▶ [Action item]
Filter the material below so that only lines containing "company" remain.

************

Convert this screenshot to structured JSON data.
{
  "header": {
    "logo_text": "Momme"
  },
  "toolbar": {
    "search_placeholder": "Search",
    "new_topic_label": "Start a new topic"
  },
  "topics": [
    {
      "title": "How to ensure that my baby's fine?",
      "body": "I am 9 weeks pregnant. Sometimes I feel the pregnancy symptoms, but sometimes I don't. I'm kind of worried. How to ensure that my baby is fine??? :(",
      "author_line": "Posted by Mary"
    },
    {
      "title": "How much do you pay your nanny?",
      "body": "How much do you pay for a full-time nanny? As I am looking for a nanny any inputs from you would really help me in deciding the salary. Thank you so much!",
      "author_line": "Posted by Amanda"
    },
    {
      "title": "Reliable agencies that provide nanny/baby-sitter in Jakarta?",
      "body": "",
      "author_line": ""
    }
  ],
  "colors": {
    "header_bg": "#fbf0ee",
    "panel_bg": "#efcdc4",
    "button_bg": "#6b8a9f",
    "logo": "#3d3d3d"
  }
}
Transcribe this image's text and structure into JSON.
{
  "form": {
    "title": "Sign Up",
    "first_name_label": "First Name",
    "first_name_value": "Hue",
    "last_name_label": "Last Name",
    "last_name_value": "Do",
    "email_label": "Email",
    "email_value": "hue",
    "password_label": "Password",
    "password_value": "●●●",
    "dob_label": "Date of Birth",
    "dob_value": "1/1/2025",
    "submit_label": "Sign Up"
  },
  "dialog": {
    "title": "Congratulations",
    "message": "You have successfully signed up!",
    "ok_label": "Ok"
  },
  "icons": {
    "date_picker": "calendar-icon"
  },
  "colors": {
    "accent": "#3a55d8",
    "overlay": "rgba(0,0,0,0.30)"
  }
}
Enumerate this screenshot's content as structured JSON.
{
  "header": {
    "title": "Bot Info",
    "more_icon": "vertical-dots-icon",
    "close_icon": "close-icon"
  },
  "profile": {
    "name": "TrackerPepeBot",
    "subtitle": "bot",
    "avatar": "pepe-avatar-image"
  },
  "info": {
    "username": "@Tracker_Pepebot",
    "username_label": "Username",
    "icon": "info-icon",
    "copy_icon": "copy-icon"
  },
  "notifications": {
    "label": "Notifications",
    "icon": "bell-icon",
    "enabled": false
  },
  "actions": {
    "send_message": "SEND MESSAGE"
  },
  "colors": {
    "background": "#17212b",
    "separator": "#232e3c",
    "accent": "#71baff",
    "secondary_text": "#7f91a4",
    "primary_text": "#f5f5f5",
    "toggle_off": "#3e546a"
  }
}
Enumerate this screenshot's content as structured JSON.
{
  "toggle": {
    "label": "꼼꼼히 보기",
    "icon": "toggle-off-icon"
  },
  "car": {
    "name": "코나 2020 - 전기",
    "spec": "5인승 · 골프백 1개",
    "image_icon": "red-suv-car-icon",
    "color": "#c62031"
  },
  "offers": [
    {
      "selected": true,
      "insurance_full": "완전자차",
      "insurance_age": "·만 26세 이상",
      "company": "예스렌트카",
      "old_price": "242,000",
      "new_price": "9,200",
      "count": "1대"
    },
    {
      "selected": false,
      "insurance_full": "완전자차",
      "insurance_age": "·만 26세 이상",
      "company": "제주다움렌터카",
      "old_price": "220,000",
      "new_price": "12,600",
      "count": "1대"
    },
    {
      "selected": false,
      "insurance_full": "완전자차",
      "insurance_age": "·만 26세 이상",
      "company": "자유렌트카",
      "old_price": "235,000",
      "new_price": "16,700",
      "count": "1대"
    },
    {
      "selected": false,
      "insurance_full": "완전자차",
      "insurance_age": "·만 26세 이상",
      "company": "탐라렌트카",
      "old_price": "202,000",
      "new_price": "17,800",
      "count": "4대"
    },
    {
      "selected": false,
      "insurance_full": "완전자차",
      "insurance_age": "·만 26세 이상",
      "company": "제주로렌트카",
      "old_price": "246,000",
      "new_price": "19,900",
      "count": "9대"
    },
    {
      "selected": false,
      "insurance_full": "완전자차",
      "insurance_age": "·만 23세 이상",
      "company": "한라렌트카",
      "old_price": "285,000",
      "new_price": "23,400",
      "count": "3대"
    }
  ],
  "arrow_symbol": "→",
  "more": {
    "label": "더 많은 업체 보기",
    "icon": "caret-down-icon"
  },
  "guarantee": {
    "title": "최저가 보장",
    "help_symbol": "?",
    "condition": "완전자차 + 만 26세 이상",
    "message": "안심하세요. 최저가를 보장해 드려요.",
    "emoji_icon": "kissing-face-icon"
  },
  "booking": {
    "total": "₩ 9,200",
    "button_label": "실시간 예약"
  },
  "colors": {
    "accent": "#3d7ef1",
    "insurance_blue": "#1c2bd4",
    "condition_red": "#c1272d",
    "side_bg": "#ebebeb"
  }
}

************

▶ [Exercise answer]
      "company": "예스렌트카",
      "company": "제주다움렌터카",
      "company": "자유렌트카",
      "company": "탐라렌트카",
      "company": "제주로렌트카",
      "company": "한라렌트카",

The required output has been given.